TASK DIRECTIONS:
Each line of the records below that contains "phút" needs to be copied.
** INFORMATION PROVIDED follows **
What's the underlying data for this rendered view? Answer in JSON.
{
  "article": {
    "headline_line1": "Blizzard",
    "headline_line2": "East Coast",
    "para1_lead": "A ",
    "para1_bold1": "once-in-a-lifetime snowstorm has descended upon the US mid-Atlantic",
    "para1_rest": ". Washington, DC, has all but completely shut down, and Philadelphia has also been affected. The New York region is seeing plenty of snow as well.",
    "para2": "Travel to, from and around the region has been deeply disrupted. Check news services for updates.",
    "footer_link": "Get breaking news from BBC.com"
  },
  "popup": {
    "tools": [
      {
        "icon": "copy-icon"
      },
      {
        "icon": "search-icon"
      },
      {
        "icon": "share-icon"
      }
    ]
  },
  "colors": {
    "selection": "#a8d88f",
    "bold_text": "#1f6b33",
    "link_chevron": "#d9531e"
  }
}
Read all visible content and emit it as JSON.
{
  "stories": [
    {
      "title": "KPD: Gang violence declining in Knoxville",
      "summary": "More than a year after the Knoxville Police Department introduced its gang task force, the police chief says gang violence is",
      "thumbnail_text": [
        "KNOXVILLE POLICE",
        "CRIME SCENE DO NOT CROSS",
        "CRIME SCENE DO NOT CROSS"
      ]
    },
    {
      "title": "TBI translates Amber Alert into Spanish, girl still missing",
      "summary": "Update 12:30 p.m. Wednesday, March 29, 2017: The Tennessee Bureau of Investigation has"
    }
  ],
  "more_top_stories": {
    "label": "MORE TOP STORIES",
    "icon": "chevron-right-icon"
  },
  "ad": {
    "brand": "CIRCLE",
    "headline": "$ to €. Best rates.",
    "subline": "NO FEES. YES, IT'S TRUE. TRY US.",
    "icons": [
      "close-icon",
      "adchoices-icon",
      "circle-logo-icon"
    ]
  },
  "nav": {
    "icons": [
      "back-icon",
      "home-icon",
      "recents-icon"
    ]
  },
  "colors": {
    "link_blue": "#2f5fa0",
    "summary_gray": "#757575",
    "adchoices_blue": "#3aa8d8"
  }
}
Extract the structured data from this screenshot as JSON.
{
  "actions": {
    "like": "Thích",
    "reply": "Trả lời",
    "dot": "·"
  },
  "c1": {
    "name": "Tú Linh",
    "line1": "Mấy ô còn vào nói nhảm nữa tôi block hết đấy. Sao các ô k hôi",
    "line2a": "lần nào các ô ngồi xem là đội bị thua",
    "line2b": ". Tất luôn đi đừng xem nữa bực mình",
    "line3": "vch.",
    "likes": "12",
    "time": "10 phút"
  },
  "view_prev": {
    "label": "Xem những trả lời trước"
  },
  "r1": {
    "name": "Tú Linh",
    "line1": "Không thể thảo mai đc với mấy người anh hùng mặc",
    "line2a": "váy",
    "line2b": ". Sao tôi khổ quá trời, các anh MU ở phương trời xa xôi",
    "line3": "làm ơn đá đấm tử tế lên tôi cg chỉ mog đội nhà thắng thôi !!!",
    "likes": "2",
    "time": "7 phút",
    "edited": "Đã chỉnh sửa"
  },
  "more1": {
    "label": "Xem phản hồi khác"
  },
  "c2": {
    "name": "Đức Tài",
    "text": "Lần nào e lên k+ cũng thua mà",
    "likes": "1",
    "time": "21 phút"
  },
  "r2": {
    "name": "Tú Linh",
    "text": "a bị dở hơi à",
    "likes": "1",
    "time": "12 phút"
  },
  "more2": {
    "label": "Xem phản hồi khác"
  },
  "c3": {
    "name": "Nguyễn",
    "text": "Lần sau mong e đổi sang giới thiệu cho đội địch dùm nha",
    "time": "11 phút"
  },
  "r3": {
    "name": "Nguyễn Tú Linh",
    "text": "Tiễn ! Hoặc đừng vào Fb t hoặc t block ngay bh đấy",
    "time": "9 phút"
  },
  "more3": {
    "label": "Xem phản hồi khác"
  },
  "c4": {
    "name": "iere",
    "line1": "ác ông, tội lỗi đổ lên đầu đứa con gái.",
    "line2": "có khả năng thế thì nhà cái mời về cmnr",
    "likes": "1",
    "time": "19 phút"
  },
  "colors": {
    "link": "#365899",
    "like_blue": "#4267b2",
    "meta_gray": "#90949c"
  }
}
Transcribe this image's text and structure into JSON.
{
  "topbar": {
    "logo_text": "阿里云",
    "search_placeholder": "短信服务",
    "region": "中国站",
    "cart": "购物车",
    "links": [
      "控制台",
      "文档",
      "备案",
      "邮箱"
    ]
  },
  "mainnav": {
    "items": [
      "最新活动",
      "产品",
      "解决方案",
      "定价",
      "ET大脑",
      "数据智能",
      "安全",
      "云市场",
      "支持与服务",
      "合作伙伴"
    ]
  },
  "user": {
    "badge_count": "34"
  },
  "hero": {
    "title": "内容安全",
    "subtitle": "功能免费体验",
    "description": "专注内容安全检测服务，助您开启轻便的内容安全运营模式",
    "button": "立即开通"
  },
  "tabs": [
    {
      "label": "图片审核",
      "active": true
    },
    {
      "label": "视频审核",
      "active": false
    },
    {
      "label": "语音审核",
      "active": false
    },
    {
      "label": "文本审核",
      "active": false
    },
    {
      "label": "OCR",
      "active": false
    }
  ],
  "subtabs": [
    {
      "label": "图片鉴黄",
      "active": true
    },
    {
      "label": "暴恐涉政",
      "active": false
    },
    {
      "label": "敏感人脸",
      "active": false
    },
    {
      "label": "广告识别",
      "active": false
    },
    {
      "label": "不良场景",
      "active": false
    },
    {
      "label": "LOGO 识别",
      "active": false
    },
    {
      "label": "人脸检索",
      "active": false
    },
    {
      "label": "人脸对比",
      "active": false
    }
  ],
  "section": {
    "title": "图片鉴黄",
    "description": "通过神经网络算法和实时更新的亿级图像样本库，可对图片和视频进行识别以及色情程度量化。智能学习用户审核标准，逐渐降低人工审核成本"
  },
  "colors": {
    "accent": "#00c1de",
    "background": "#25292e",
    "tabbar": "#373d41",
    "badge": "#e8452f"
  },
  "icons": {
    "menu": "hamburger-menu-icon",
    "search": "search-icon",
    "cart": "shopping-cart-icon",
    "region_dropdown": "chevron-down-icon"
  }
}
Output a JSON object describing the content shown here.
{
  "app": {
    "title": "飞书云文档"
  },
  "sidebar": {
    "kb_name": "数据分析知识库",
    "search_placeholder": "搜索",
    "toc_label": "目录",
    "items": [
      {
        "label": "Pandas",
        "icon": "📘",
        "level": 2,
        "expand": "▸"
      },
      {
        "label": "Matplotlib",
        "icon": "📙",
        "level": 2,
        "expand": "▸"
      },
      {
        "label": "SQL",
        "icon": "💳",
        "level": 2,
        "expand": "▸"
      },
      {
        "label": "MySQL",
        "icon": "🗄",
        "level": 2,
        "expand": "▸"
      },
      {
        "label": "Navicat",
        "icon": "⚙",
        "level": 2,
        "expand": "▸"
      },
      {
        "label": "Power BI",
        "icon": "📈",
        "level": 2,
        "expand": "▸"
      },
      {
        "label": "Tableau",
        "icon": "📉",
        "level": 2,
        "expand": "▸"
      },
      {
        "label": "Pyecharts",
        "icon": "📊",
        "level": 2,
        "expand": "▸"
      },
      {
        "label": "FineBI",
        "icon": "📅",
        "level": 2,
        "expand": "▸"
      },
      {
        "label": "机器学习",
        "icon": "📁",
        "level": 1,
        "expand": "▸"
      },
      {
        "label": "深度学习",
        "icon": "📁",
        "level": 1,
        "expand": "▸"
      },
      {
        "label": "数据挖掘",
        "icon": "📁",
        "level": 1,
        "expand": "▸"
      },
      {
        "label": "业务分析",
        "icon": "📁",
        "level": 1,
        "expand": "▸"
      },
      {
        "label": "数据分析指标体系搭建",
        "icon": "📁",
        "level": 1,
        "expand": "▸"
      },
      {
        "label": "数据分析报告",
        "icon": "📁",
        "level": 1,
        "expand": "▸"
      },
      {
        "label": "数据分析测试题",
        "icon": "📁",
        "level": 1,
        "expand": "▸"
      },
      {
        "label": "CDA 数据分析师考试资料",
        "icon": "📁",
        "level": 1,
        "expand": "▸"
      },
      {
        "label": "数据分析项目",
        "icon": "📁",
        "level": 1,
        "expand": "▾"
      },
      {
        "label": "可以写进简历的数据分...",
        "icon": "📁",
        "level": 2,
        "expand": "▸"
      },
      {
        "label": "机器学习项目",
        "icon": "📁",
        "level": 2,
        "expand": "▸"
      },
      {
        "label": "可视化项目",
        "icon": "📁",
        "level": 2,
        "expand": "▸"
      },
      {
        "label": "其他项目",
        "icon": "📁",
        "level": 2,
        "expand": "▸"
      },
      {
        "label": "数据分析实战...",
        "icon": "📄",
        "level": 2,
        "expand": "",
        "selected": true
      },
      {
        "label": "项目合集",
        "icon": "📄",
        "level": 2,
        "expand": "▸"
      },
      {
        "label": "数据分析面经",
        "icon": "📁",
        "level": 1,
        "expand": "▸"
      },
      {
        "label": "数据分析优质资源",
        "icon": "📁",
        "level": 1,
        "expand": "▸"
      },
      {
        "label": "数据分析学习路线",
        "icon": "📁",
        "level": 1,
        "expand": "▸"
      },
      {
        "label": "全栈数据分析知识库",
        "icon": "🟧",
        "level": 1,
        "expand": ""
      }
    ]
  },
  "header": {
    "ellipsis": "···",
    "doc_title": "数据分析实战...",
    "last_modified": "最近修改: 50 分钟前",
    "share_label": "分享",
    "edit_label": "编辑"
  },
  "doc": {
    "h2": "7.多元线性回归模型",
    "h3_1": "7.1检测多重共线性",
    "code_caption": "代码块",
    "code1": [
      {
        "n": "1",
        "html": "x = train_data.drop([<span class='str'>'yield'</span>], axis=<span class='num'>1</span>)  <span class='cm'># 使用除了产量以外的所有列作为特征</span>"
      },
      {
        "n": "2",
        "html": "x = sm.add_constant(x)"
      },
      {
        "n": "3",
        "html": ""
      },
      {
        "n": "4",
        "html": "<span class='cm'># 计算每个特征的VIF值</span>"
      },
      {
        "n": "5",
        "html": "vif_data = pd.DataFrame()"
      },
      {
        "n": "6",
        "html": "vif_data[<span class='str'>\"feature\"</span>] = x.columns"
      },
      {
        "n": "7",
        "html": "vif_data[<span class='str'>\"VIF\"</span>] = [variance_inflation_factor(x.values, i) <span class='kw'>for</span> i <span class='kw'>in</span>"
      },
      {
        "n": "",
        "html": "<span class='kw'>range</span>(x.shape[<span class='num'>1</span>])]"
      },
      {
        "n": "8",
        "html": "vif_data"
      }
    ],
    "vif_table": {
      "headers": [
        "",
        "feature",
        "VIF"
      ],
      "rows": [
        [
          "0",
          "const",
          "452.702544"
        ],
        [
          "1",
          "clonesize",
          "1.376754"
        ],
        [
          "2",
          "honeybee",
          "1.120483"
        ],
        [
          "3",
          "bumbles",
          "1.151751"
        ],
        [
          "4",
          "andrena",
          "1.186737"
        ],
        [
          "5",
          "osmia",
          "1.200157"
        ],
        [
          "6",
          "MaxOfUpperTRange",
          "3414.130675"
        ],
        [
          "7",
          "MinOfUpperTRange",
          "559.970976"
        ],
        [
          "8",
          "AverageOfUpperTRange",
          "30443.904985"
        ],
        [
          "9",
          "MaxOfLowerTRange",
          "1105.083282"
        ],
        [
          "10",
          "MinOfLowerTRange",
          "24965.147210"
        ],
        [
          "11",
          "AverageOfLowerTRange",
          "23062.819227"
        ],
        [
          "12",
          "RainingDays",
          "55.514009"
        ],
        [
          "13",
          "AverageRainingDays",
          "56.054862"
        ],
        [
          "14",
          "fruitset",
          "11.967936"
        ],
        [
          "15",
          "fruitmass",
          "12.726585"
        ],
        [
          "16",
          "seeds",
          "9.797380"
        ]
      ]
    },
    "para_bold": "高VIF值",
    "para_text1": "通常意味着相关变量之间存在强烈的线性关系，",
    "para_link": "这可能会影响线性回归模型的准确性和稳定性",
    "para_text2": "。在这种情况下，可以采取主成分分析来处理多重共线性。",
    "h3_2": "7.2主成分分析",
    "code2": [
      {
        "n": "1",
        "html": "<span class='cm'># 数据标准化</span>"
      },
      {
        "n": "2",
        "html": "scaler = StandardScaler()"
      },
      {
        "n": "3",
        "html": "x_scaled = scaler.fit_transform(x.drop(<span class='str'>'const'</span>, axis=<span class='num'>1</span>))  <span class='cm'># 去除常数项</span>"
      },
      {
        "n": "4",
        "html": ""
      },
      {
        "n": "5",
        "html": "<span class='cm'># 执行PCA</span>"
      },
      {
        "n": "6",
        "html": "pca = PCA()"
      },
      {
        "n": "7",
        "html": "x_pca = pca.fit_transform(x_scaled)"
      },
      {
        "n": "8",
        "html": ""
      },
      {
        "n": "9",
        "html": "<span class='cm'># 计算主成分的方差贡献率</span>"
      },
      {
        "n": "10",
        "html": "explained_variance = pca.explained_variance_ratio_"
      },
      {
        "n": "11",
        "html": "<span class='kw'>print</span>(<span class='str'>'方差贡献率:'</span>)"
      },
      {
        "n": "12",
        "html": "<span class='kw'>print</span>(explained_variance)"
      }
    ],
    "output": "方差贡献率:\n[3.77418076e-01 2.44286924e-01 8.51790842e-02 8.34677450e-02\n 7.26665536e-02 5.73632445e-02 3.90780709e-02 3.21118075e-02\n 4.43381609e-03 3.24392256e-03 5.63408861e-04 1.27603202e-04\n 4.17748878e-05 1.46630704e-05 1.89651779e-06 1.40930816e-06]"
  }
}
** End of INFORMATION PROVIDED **
RESULT FOR THIS EXERCISE:
    "time": "10 phút"
    "time": "7 phút",
    "time": "21 phút"
    "time": "12 phút"
    "time": "11 phút"
    "time": "9 phút"
    "time": "19 phút"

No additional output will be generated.